__DIRECTIONS FOR THIS TASK__
In the copy, keep every word of the data below and none of its pictures.

__MATERIAL FOR THIS TASK__
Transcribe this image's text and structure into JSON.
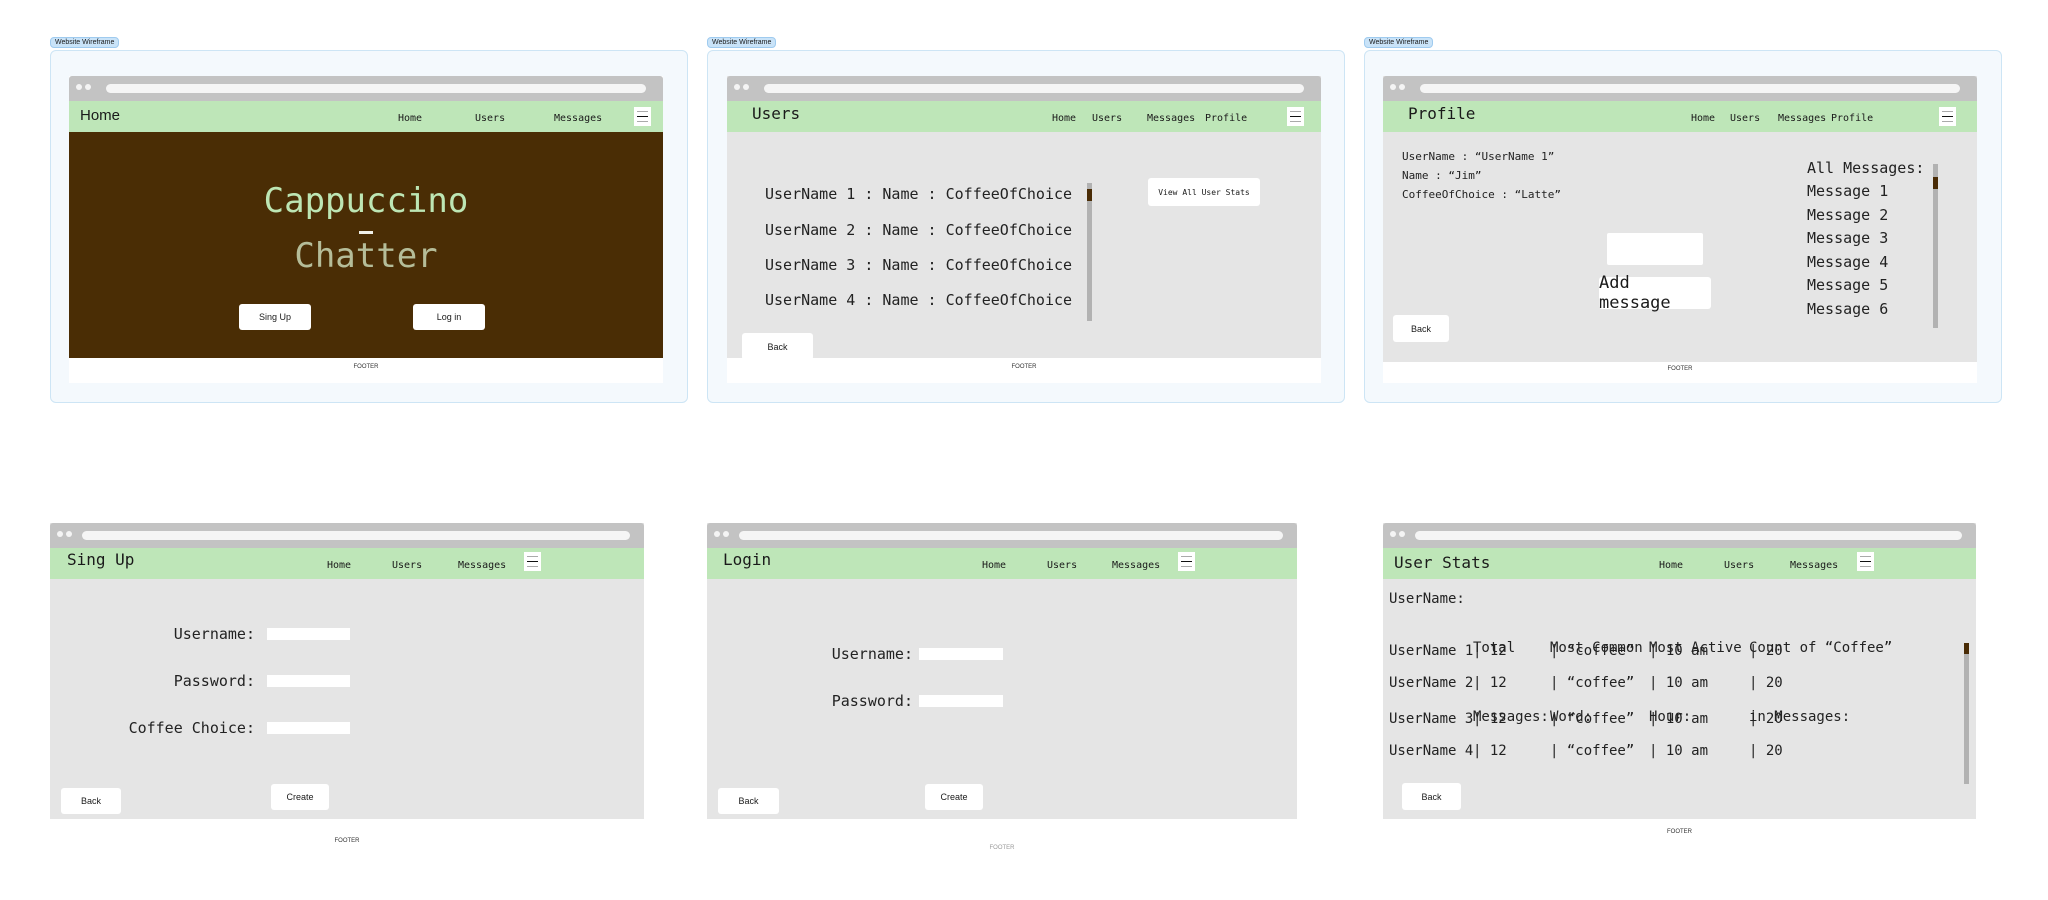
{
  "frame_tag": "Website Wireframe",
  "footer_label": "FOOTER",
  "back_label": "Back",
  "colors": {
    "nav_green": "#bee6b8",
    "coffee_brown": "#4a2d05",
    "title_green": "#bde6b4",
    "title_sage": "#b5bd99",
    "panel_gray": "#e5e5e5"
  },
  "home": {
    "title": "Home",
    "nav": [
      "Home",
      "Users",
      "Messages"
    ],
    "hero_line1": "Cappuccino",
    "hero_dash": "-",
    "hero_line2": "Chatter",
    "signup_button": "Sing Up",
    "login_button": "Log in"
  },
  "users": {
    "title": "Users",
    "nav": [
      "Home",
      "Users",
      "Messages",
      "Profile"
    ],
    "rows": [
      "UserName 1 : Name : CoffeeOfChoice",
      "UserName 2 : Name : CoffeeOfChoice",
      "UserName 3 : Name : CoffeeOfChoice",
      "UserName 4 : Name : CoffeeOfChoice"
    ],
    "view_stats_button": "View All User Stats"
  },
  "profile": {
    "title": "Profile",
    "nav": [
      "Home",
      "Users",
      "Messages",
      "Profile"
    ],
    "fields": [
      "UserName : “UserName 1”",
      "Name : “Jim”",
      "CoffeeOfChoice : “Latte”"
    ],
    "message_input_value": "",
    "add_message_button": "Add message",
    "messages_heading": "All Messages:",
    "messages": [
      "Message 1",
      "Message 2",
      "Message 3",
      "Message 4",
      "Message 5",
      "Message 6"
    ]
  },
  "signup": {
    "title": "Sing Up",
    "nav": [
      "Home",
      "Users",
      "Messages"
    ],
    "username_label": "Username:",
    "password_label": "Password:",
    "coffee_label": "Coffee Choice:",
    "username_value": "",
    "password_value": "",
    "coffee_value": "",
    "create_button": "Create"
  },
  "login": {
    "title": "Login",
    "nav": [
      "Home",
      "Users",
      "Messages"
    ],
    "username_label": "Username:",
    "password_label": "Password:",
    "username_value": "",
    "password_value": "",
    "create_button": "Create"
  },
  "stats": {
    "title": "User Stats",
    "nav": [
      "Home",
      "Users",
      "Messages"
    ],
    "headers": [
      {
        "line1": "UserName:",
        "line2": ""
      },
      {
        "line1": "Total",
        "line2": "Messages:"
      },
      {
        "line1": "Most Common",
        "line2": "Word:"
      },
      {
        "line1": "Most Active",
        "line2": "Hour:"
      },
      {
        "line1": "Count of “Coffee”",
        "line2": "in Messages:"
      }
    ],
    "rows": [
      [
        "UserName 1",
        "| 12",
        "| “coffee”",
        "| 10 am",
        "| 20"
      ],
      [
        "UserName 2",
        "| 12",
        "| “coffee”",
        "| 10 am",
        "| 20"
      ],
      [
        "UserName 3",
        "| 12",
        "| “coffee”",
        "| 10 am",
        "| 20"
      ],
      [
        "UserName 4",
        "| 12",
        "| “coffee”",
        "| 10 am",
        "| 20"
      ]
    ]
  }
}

__RESPONSE TO THE TASK__
Transcribe this image's text and structure into JSON.
{
  "frame_tag": "Website Wireframe",
  "footer_label": "FOOTER",
  "back_label": "Back",
  "colors": {
    "nav_green": "#bee6b8",
    "coffee_brown": "#4a2d05",
    "title_green": "#bde6b4",
    "title_sage": "#b5bd99",
    "panel_gray": "#e5e5e5"
  },
  "home": {
    "title": "Home",
    "nav": [
      "Home",
      "Users",
      "Messages"
    ],
    "hero_line1": "Cappuccino",
    "hero_dash": "-",
    "hero_line2": "Chatter",
    "signup_button": "Sing Up",
    "login_button": "Log in"
  },
  "users": {
    "title": "Users",
    "nav": [
      "Home",
      "Users",
      "Messages",
      "Profile"
    ],
    "rows": [
      "UserName 1 : Name : CoffeeOfChoice",
      "UserName 2 : Name : CoffeeOfChoice",
      "UserName 3 : Name : CoffeeOfChoice",
      "UserName 4 : Name : CoffeeOfChoice"
    ],
    "view_stats_button": "View All User Stats"
  },
  "profile": {
    "title": "Profile",
    "nav": [
      "Home",
      "Users",
      "Messages",
      "Profile"
    ],
    "fields": [
      "UserName : “UserName 1”",
      "Name : “Jim”",
      "CoffeeOfChoice : “Latte”"
    ],
    "message_input_value": "",
    "add_message_button": "Add message",
    "messages_heading": "All Messages:",
    "messages": [
      "Message 1",
      "Message 2",
      "Message 3",
      "Message 4",
      "Message 5",
      "Message 6"
    ]
  },
  "signup": {
    "title": "Sing Up",
    "nav": [
      "Home",
      "Users",
      "Messages"
    ],
    "username_label": "Username:",
    "password_label": "Password:",
    "coffee_label": "Coffee Choice:",
    "username_value": "",
    "password_value": "",
    "coffee_value": "",
    "create_button": "Create"
  },
  "login": {
    "title": "Login",
    "nav": [
      "Home",
      "Users",
      "Messages"
    ],
    "username_label": "Username:",
    "password_label": "Password:",
    "username_value": "",
    "password_value": "",
    "create_button": "Create"
  },
  "stats": {
    "title": "User Stats",
    "nav": [
      "Home",
      "Users",
      "Messages"
    ],
    "headers": [
      {
        "line1": "UserName:",
        "line2": ""
      },
      {
        "line1": "Total",
        "line2": "Messages:"
      },
      {
        "line1": "Most Common",
        "line2": "Word:"
      },
      {
        "line1": "Most Active",
        "line2": "Hour:"
      },
      {
        "line1": "Count of “Coffee”",
        "line2": "in Messages:"
      }
    ],
    "rows": [
      [
        "UserName 1",
        "| 12",
        "| “coffee”",
        "| 10 am",
        "| 20"
      ],
      [
        "UserName 2",
        "| 12",
        "| “coffee”",
        "| 10 am",
        "| 20"
      ],
      [
        "UserName 3",
        "| 12",
        "| “coffee”",
        "| 10 am",
        "| 20"
      ],
      [
        "UserName 4",
        "| 12",
        "| “coffee”",
        "| 10 am",
        "| 20"
      ]
    ]
  }
}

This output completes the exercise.